It’s been a “no-brainer since forever,” said Sekiai, a money manager at Tokyo-based DIAM Co., which oversees about $166 billion.
That truism is now a thing of the past. Last month, yields on U.S. 10-year notes turned negative for Japanese buyers who pay to eliminate currency fluctuations from their returns, something that hasn’t happened since the financial crisis. It’s even worse for euro-based investors, who are locking in sub-zero returns on Treasuries for the first time in history.
That quirk means the longstanding notion of the U.S. as a respite from negative yields in Japan and Europe is little more than an illusion. With everyone from Jeffrey Gundlach to Bill Gross warning of a bubble in bonds, it could ultimately upend the record foreign demand for Treasuries, which has underpinned their seemingly unstoppable gains in recent years.
“People like a simple narrative,” said Jeffrey Rosenberg, the chief investment strategist for fixed income at BlackRock Inc., which oversees $4.6 trillion. “But there isn’t a free lunch. You can’t simply talk about yield differentials without talking about currency differentials.”

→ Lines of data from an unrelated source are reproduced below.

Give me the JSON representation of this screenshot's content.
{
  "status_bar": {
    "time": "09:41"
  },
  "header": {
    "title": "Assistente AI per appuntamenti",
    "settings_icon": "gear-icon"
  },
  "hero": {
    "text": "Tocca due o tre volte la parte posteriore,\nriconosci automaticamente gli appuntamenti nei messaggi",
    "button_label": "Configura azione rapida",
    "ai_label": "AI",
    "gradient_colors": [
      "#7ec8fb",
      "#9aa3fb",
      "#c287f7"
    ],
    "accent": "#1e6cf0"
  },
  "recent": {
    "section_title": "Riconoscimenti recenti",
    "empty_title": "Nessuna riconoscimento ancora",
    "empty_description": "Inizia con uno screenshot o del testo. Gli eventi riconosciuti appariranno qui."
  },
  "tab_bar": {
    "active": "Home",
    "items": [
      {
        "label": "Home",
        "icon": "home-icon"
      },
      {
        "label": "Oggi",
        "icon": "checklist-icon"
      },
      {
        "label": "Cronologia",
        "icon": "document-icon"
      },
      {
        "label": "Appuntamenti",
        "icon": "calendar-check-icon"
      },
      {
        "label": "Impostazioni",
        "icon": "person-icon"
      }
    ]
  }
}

With interest rates so low there is very little cushion left in a foreign investment dependent on harvesting low yields. Therefore it is unsurprising that Japanese and Euro denominated investors are losing money on investments in Treasuries. With Euro/Dollar volatility at 18-month lows, the low return for Euro investors on investing in Treasuries is truly a testament to how low rates are.
The more important consideration they have is whether they would lose more money by not investing in Treasuries because the yields on their respective domestic bonds are so low. The Merrill Lynch 10yr+ Treasury Futures Total Return Index remains in a consistent medium-term uptrend and will need to both sustain a move below the MA and break the progression of higher reaction lows to signal a change of the long-term trend.

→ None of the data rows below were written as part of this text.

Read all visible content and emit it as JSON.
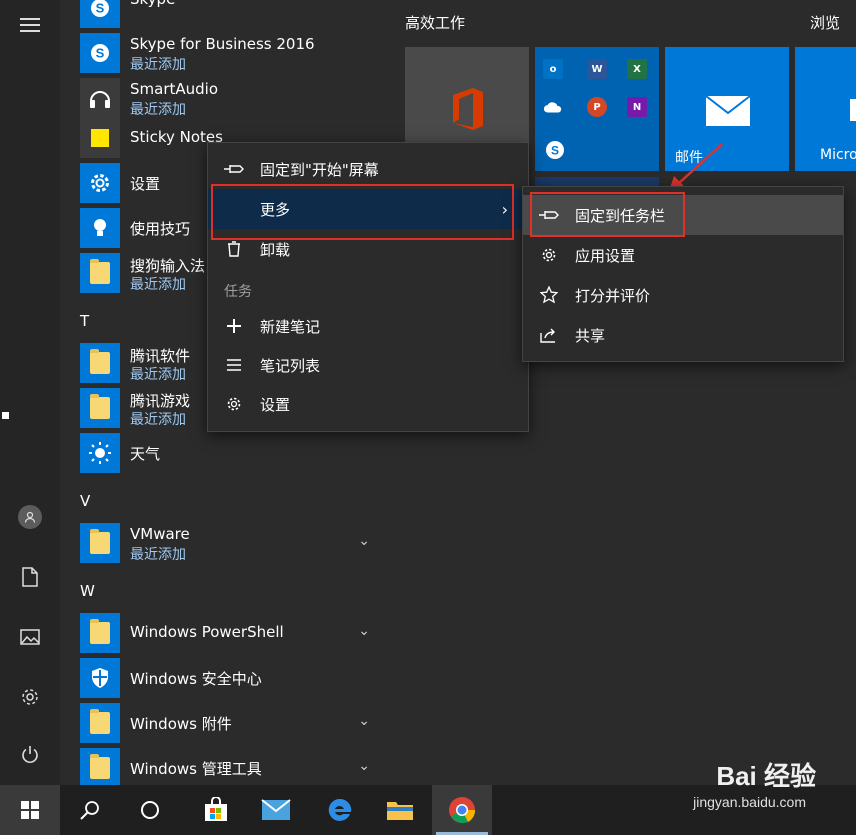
{
  "apps": [
    {
      "name": "Skype",
      "sub": ""
    },
    {
      "name": "Skype for Business 2016",
      "sub": "最近添加"
    },
    {
      "name": "SmartAudio",
      "sub": "最近添加"
    },
    {
      "name": "Sticky Notes",
      "sub": ""
    },
    {
      "name": "设置",
      "sub": ""
    },
    {
      "name": "使用技巧",
      "sub": ""
    },
    {
      "name": "搜狗输入法",
      "sub": "最近添加"
    },
    {
      "name": "腾讯软件",
      "sub": "最近添加"
    },
    {
      "name": "腾讯游戏",
      "sub": "最近添加"
    },
    {
      "name": "天气",
      "sub": ""
    },
    {
      "name": "VMware",
      "sub": "最近添加"
    },
    {
      "name": "Windows PowerShell",
      "sub": ""
    },
    {
      "name": "Windows 安全中心",
      "sub": ""
    },
    {
      "name": "Windows 附件",
      "sub": ""
    },
    {
      "name": "Windows 管理工具",
      "sub": ""
    }
  ],
  "letters": {
    "t": "T",
    "v": "V",
    "w": "W"
  },
  "tiles": {
    "group1": "高效工作",
    "group2": "浏览",
    "mail_label": "邮件",
    "store_label": "Micro",
    "mini_labels": {
      "outlook": "o",
      "word": "W",
      "excel": "X",
      "powerpoint": "P",
      "onenote": "N"
    }
  },
  "context_menu": {
    "pin_start": "固定到\"开始\"屏幕",
    "more": "更多",
    "uninstall": "卸载",
    "section_tasks": "任务",
    "new_note": "新建笔记",
    "note_list": "笔记列表",
    "settings": "设置"
  },
  "sub_menu": {
    "pin_taskbar": "固定到任务栏",
    "app_settings": "应用设置",
    "rate_review": "打分并评价",
    "share": "共享"
  },
  "watermark": {
    "brand": "Bai 经验",
    "url": "jingyan.baidu.com"
  },
  "colors": {
    "accent": "#0078d7",
    "highlight_box": "#e0302a",
    "recent_text": "#9fc9f0"
  }
}
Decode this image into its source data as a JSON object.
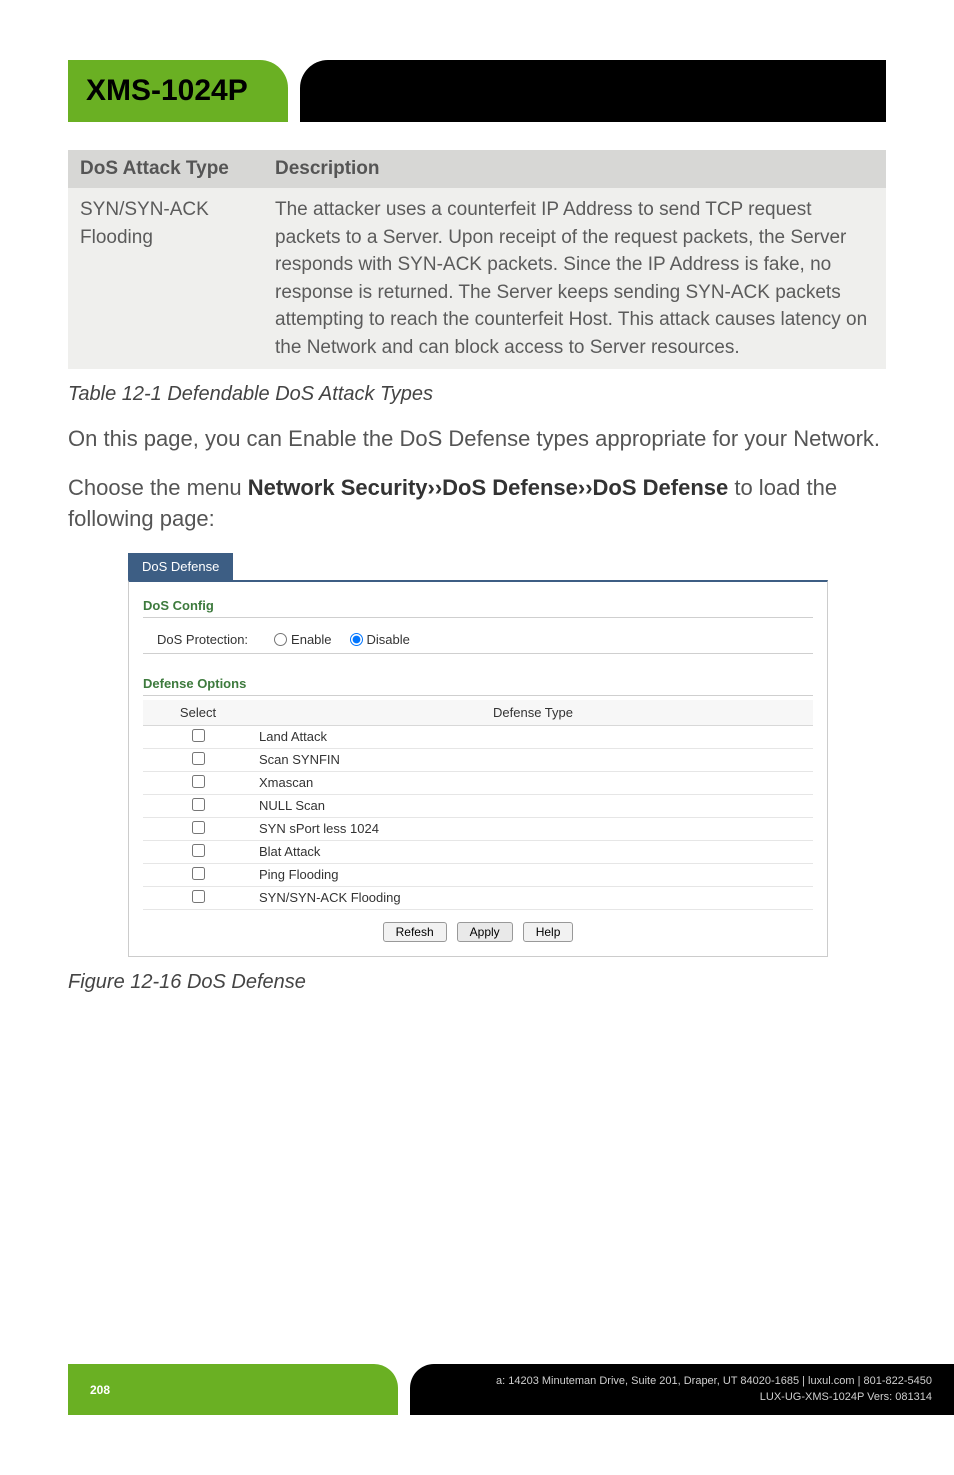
{
  "product_name": "XMS-1024P",
  "dos_table": {
    "headers": {
      "type": "DoS Attack Type",
      "desc": "Description"
    },
    "row": {
      "type": "SYN/SYN-ACK Flooding",
      "desc": "The attacker uses a counterfeit IP Address to send TCP request packets to a Server. Upon receipt of the request packets, the Server responds with SYN-ACK packets. Since the IP Address is fake, no response is returned. The Server keeps sending SYN-ACK packets attempting to reach the counterfeit Host. This attack causes latency on the Network and can block access to Server resources."
    }
  },
  "table_caption": "Table 12-1 Defendable DoS Attack Types",
  "para1": "On this page, you can Enable the DoS Defense types appropriate for your Network.",
  "para2_pre": "Choose the menu ",
  "para2_strong": "Network Security››DoS Defense››DoS Defense",
  "para2_post": " to load the following page:",
  "screenshot": {
    "tab": "DoS Defense",
    "config_title": "DoS Config",
    "protection_label": "DoS Protection:",
    "radio_enable": "Enable",
    "radio_disable": "Disable",
    "options_title": "Defense Options",
    "headers": {
      "select": "Select",
      "type": "Defense Type"
    },
    "items": [
      "Land Attack",
      "Scan SYNFIN",
      "Xmascan",
      "NULL Scan",
      "SYN sPort less 1024",
      "Blat Attack",
      "Ping Flooding",
      "SYN/SYN-ACK Flooding"
    ],
    "buttons": {
      "refresh": "Refesh",
      "apply": "Apply",
      "help": "Help"
    }
  },
  "figure_caption": "Figure 12-16 DoS Defense",
  "footer": {
    "page": "208",
    "addr": "a: 14203 Minuteman Drive, Suite 201, Draper, UT 84020-1685 | luxul.com | 801-822-5450",
    "doc": "LUX-UG-XMS-1024P  Vers: 081314"
  }
}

The Japanese 10yr Total Return Index is engaged in a process of mean reversion following an accelerated advance, but a sustained move below the trend mean will be required to question the broad upward bias.
The German 10yr Total Return Index is also still trending higher in a reasonably consistent manner but is also susceptible to mean reversion.

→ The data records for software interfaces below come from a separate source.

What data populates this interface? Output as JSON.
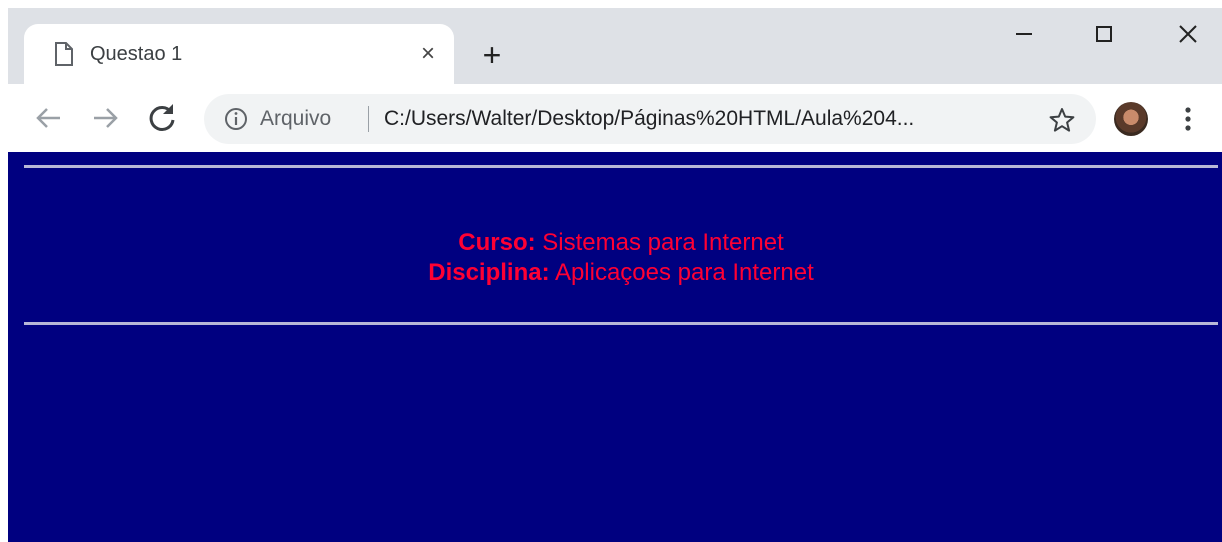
{
  "browser": {
    "tab": {
      "title": "Questao 1",
      "close_label": "×"
    },
    "new_tab_label": "+",
    "window_controls": {
      "minimize": "minimize-icon",
      "maximize": "maximize-icon",
      "close": "close-icon"
    },
    "address_bar": {
      "chip": "Arquivo",
      "url": "C:/Users/Walter/Desktop/Páginas%20HTML/Aula%204..."
    }
  },
  "page": {
    "background_color": "#000080",
    "text_color": "#ff0033",
    "rule_color": "#b7b7d7",
    "course_label": "Curso:",
    "course_value": " Sistemas para Internet",
    "discipline_label": "Disciplina:",
    "discipline_value": " Aplicaçoes para Internet"
  }
}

I have a great deal of sympathy with the argument that a bubble is inflating in the bond markets but there is little evidence yet that it has popped. In the meantime equities continue to represent a more attractive prospect.